_Work request:_
Each entry must be written out again exactly as it stands.

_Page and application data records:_

_ _ _ _ _

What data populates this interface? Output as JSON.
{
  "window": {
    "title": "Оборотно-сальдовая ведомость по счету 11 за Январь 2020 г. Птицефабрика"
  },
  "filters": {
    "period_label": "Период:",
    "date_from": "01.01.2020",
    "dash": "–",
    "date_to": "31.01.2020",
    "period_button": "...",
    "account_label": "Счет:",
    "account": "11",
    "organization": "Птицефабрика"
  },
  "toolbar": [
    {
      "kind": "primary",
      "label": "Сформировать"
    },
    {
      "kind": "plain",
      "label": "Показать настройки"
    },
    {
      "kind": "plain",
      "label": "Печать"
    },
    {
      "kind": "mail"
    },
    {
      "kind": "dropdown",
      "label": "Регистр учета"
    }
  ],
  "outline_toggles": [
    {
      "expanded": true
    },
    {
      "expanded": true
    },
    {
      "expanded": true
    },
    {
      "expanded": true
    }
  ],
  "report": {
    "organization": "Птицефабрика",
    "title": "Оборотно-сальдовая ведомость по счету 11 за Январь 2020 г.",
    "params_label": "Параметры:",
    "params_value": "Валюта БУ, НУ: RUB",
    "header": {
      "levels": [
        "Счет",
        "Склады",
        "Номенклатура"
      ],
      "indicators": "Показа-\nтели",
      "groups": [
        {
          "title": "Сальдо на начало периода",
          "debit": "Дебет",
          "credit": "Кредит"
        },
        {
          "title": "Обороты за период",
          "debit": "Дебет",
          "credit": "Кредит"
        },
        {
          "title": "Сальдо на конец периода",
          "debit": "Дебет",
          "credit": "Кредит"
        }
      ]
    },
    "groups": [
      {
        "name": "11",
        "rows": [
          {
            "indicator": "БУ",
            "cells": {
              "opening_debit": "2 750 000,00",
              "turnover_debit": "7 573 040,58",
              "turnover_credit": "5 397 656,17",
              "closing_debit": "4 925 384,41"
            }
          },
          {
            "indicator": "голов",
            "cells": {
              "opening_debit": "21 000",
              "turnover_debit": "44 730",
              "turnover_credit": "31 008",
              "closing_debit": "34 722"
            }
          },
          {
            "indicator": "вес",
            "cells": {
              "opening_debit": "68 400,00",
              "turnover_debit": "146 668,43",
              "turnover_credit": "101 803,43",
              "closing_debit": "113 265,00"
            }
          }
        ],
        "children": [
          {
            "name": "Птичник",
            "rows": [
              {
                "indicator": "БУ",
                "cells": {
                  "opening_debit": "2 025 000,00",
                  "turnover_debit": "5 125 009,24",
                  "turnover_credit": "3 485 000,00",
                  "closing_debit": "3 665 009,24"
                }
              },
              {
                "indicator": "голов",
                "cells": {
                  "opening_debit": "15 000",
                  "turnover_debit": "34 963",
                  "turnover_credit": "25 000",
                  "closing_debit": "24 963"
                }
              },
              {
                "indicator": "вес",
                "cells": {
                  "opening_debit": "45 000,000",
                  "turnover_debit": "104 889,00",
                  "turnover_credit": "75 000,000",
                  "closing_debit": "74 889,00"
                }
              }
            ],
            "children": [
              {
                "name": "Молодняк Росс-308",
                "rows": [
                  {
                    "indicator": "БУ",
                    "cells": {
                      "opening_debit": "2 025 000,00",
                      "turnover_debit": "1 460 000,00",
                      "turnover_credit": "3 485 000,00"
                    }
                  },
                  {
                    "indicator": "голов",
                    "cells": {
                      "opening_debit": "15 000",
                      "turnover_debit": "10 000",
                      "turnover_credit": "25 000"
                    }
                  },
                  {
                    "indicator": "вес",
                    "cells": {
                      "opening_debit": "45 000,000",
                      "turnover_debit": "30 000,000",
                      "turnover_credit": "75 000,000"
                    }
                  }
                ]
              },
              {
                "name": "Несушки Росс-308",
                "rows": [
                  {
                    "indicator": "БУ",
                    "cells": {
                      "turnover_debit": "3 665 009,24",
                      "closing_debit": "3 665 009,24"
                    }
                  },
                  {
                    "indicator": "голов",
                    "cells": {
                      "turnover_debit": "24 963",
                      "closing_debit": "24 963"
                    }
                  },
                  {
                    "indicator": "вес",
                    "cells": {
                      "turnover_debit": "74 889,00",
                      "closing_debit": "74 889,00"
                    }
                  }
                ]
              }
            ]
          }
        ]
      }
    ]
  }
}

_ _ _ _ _

_Result:_
What data populates this interface? Output as JSON.
{
  "window": {
    "title": "Оборотно-сальдовая ведомость по счету 11 за Январь 2020 г. Птицефабрика"
  },
  "filters": {
    "period_label": "Период:",
    "date_from": "01.01.2020",
    "dash": "–",
    "date_to": "31.01.2020",
    "period_button": "...",
    "account_label": "Счет:",
    "account": "11",
    "organization": "Птицефабрика"
  },
  "toolbar": [
    {
      "kind": "primary",
      "label": "Сформировать"
    },
    {
      "kind": "plain",
      "label": "Показать настройки"
    },
    {
      "kind": "plain",
      "label": "Печать"
    },
    {
      "kind": "mail"
    },
    {
      "kind": "dropdown",
      "label": "Регистр учета"
    }
  ],
  "outline_toggles": [
    {
      "expanded": true
    },
    {
      "expanded": true
    },
    {
      "expanded": true
    },
    {
      "expanded": true
    }
  ],
  "report": {
    "organization": "Птицефабрика",
    "title": "Оборотно-сальдовая ведомость по счету 11 за Январь 2020 г.",
    "params_label": "Параметры:",
    "params_value": "Валюта БУ, НУ: RUB",
    "header": {
      "levels": [
        "Счет",
        "Склады",
        "Номенклатура"
      ],
      "indicators": "Показа-\nтели",
      "groups": [
        {
          "title": "Сальдо на начало периода",
          "debit": "Дебет",
          "credit": "Кредит"
        },
        {
          "title": "Обороты за период",
          "debit": "Дебет",
          "credit": "Кредит"
        },
        {
          "title": "Сальдо на конец периода",
          "debit": "Дебет",
          "credit": "Кредит"
        }
      ]
    },
    "groups": [
      {
        "name": "11",
        "rows": [
          {
            "indicator": "БУ",
            "cells": {
              "opening_debit": "2 750 000,00",
              "turnover_debit": "7 573 040,58",
              "turnover_credit": "5 397 656,17",
              "closing_debit": "4 925 384,41"
            }
          },
          {
            "indicator": "голов",
            "cells": {
              "opening_debit": "21 000",
              "turnover_debit": "44 730",
              "turnover_credit": "31 008",
              "closing_debit": "34 722"
            }
          },
          {
            "indicator": "вес",
            "cells": {
              "opening_debit": "68 400,00",
              "turnover_debit": "146 668,43",
              "turnover_credit": "101 803,43",
              "closing_debit": "113 265,00"
            }
          }
        ],
        "children": [
          {
            "name": "Птичник",
            "rows": [
              {
                "indicator": "БУ",
                "cells": {
                  "opening_debit": "2 025 000,00",
                  "turnover_debit": "5 125 009,24",
                  "turnover_credit": "3 485 000,00",
                  "closing_debit": "3 665 009,24"
                }
              },
              {
                "indicator": "голов",
                "cells": {
                  "opening_debit": "15 000",
                  "turnover_debit": "34 963",
                  "turnover_credit": "25 000",
                  "closing_debit": "24 963"
                }
              },
              {
                "indicator": "вес",
                "cells": {
                  "opening_debit": "45 000,000",
                  "turnover_debit": "104 889,00",
                  "turnover_credit": "75 000,000",
                  "closing_debit": "74 889,00"
                }
              }
            ],
            "children": [
              {
                "name": "Молодняк Росс-308",
                "rows": [
                  {
                    "indicator": "БУ",
                    "cells": {
                      "opening_debit": "2 025 000,00",
                      "turnover_debit": "1 460 000,00",
                      "turnover_credit": "3 485 000,00"
                    }
                  },
                  {
                    "indicator": "голов",
                    "cells": {
                      "opening_debit": "15 000",
                      "turnover_debit": "10 000",
                      "turnover_credit": "25 000"
                    }
                  },
                  {
                    "indicator": "вес",
                    "cells": {
                      "opening_debit": "45 000,000",
                      "turnover_debit": "30 000,000",
                      "turnover_credit": "75 000,000"
                    }
                  }
                ]
              },
              {
                "name": "Несушки Росс-308",
                "rows": [
                  {
                    "indicator": "БУ",
                    "cells": {
                      "turnover_debit": "3 665 009,24",
                      "closing_debit": "3 665 009,24"
                    }
                  },
                  {
                    "indicator": "голов",
                    "cells": {
                      "turnover_debit": "24 963",
                      "closing_debit": "24 963"
                    }
                  },
                  {
                    "indicator": "вес",
                    "cells": {
                      "turnover_debit": "74 889,00",
                      "closing_debit": "74 889,00"
                    }
                  }
                ]
              }
            ]
          }
        ]
      }
    ]
  }
}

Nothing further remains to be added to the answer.